What is required:
Keep only the lines of the listing that include the word "boosting", and copy them.

BEGIN

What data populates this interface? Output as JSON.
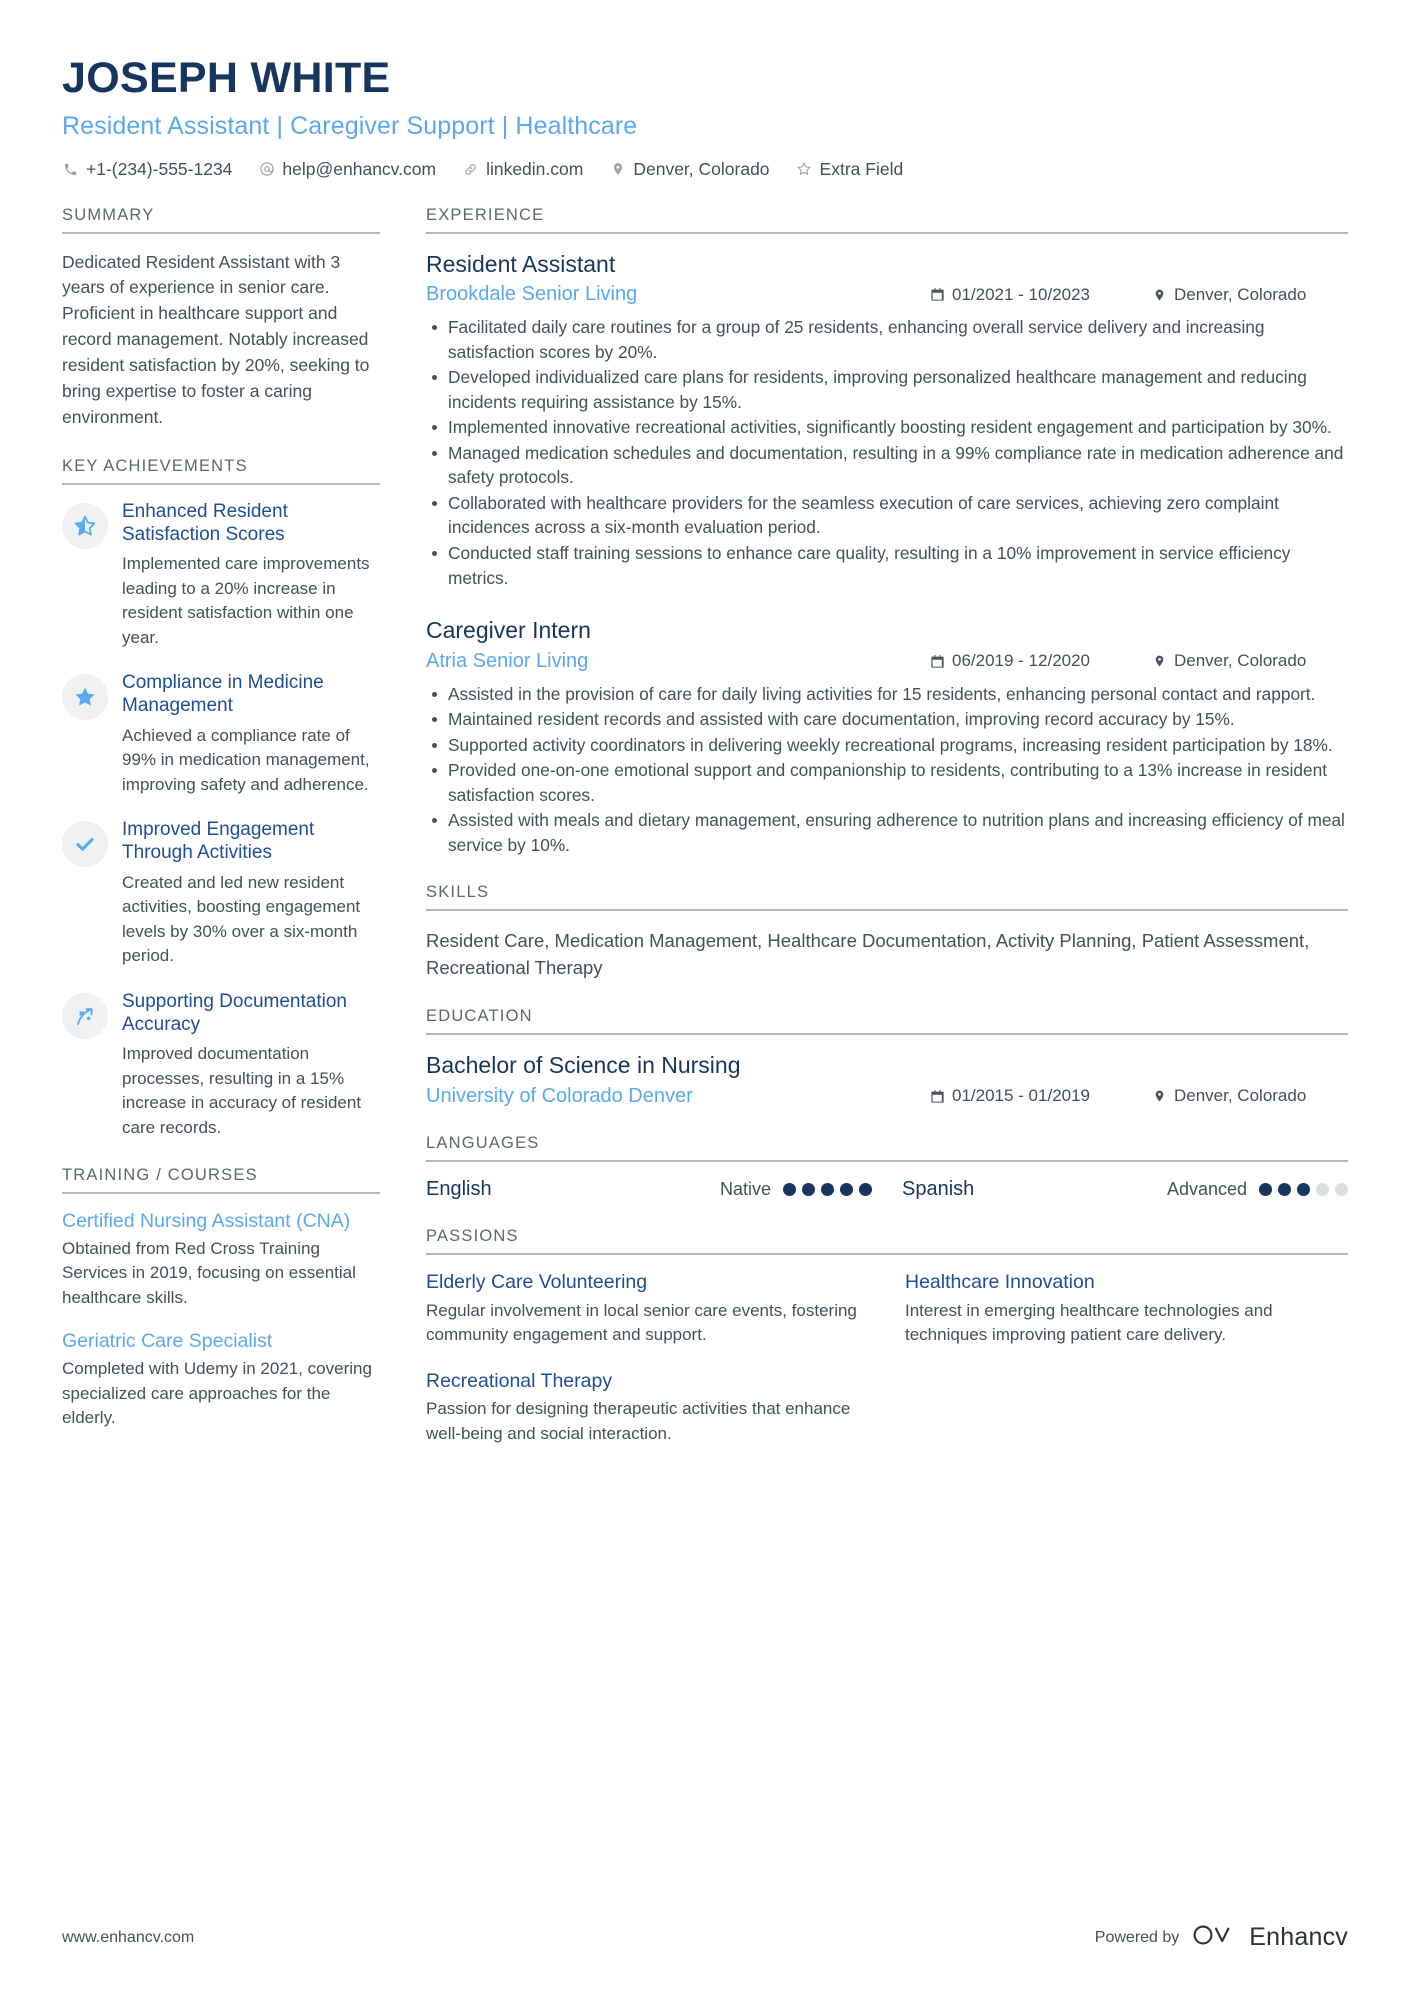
{
  "header": {
    "name": "JOSEPH WHITE",
    "headline": "Resident Assistant | Caregiver Support | Healthcare",
    "contacts": [
      {
        "icon": "phone-icon",
        "text": "+1-(234)-555-1234"
      },
      {
        "icon": "email-icon",
        "text": "help@enhancv.com"
      },
      {
        "icon": "link-icon",
        "text": "linkedin.com"
      },
      {
        "icon": "location-pin-icon",
        "text": "Denver, Colorado"
      },
      {
        "icon": "star-outline-icon",
        "text": "Extra Field"
      }
    ]
  },
  "summary": {
    "title": "SUMMARY",
    "text": "Dedicated Resident Assistant with 3 years of experience in senior care. Proficient in healthcare support and record management. Notably increased resident satisfaction by 20%, seeking to bring expertise to foster a caring environment."
  },
  "achievements": {
    "title": "KEY ACHIEVEMENTS",
    "items": [
      {
        "icon": "half-star-icon",
        "title": "Enhanced Resident Satisfaction Scores",
        "desc": "Implemented care improvements leading to a 20% increase in resident satisfaction within one year."
      },
      {
        "icon": "star-filled-icon",
        "title": "Compliance in Medicine Management",
        "desc": "Achieved a compliance rate of 99% in medication management, improving safety and adherence."
      },
      {
        "icon": "check-icon",
        "title": "Improved Engagement Through Activities",
        "desc": "Created and led new resident activities, boosting engagement levels by 30% over a six-month period."
      },
      {
        "icon": "trending-arrow-icon",
        "title": "Supporting Documentation Accuracy",
        "desc": "Improved documentation processes, resulting in a 15% increase in accuracy of resident care records."
      }
    ]
  },
  "training": {
    "title": "TRAINING / COURSES",
    "items": [
      {
        "title": "Certified Nursing Assistant (CNA)",
        "desc": "Obtained from Red Cross Training Services in 2019, focusing on essential healthcare skills."
      },
      {
        "title": "Geriatric Care Specialist",
        "desc": "Completed with Udemy in 2021, covering specialized care approaches for the elderly."
      }
    ]
  },
  "experience": {
    "title": "EXPERIENCE",
    "jobs": [
      {
        "role": "Resident Assistant",
        "company": "Brookdale Senior Living",
        "dates": "01/2021 - 10/2023",
        "location": "Denver, Colorado",
        "bullets": [
          "Facilitated daily care routines for a group of 25 residents, enhancing overall service delivery and increasing satisfaction scores by 20%.",
          "Developed individualized care plans for residents, improving personalized healthcare management and reducing incidents requiring assistance by 15%.",
          "Implemented innovative recreational activities, significantly boosting resident engagement and participation by 30%.",
          "Managed medication schedules and documentation, resulting in a 99% compliance rate in medication adherence and safety protocols.",
          "Collaborated with healthcare providers for the seamless execution of care services, achieving zero complaint incidences across a six-month evaluation period.",
          "Conducted staff training sessions to enhance care quality, resulting in a 10% improvement in service efficiency metrics."
        ]
      },
      {
        "role": "Caregiver Intern",
        "company": "Atria Senior Living",
        "dates": "06/2019 - 12/2020",
        "location": "Denver, Colorado",
        "bullets": [
          "Assisted in the provision of care for daily living activities for 15 residents, enhancing personal contact and rapport.",
          "Maintained resident records and assisted with care documentation, improving record accuracy by 15%.",
          "Supported activity coordinators in delivering weekly recreational programs, increasing resident participation by 18%.",
          "Provided one-on-one emotional support and companionship to residents, contributing to a 13% increase in resident satisfaction scores.",
          "Assisted with meals and dietary management, ensuring adherence to nutrition plans and increasing efficiency of meal service by 10%."
        ]
      }
    ]
  },
  "skills": {
    "title": "SKILLS",
    "text": "Resident Care, Medication Management, Healthcare Documentation, Activity Planning, Patient Assessment, Recreational Therapy"
  },
  "education": {
    "title": "EDUCATION",
    "degree": "Bachelor of Science in Nursing",
    "school": "University of Colorado Denver",
    "dates": "01/2015 - 01/2019",
    "location": "Denver, Colorado"
  },
  "languages": {
    "title": "LANGUAGES",
    "items": [
      {
        "name": "English",
        "level": "Native",
        "filled": 5,
        "total": 5
      },
      {
        "name": "Spanish",
        "level": "Advanced",
        "filled": 3,
        "total": 5
      }
    ]
  },
  "passions": {
    "title": "PASSIONS",
    "items": [
      {
        "title": "Elderly Care Volunteering",
        "desc": "Regular involvement in local senior care events, fostering community engagement and support."
      },
      {
        "title": "Healthcare Innovation",
        "desc": "Interest in emerging healthcare technologies and techniques improving patient care delivery."
      },
      {
        "title": "Recreational Therapy",
        "desc": "Passion for designing therapeutic activities that enhance well-being and social interaction."
      }
    ]
  },
  "footer": {
    "url": "www.enhancv.com",
    "powered_by": "Powered by",
    "brand": "Enhancv"
  },
  "colors": {
    "navy": "#17365d",
    "light_blue": "#5ba8ef",
    "accent_blue": "#1f4e96",
    "body_text": "#45505a",
    "rule": "#b4b8bc"
  }
}
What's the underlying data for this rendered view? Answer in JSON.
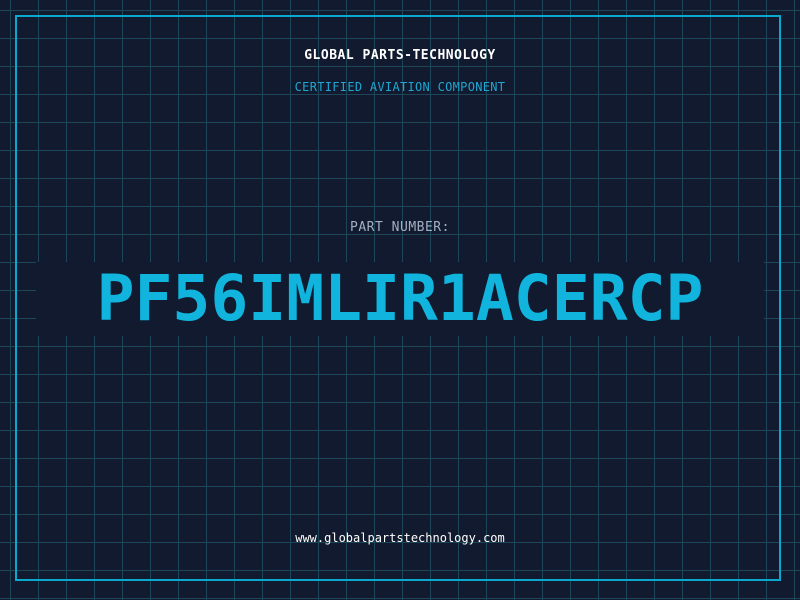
{
  "card": {
    "company": "GLOBAL PARTS-TECHNOLOGY",
    "tagline": "CERTIFIED AVIATION COMPONENT",
    "part_number_label": "PART NUMBER:",
    "part_number": "PF56IMLIR1ACERCP",
    "website": "www.globalpartstechnology.com"
  },
  "colors": {
    "background": "#111a2e",
    "grid": "#1d4658",
    "frame": "#0aa8cc",
    "accent": "#10b4dc",
    "heading": "#ffffff",
    "label": "#a4afc4"
  }
}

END

Solved problem:
        "desc": "Created and led new resident activities, boosting engagement levels by 30% over a six-month period."
          "Implemented innovative recreational activities, significantly boosting resident engagement and participation by 30%.",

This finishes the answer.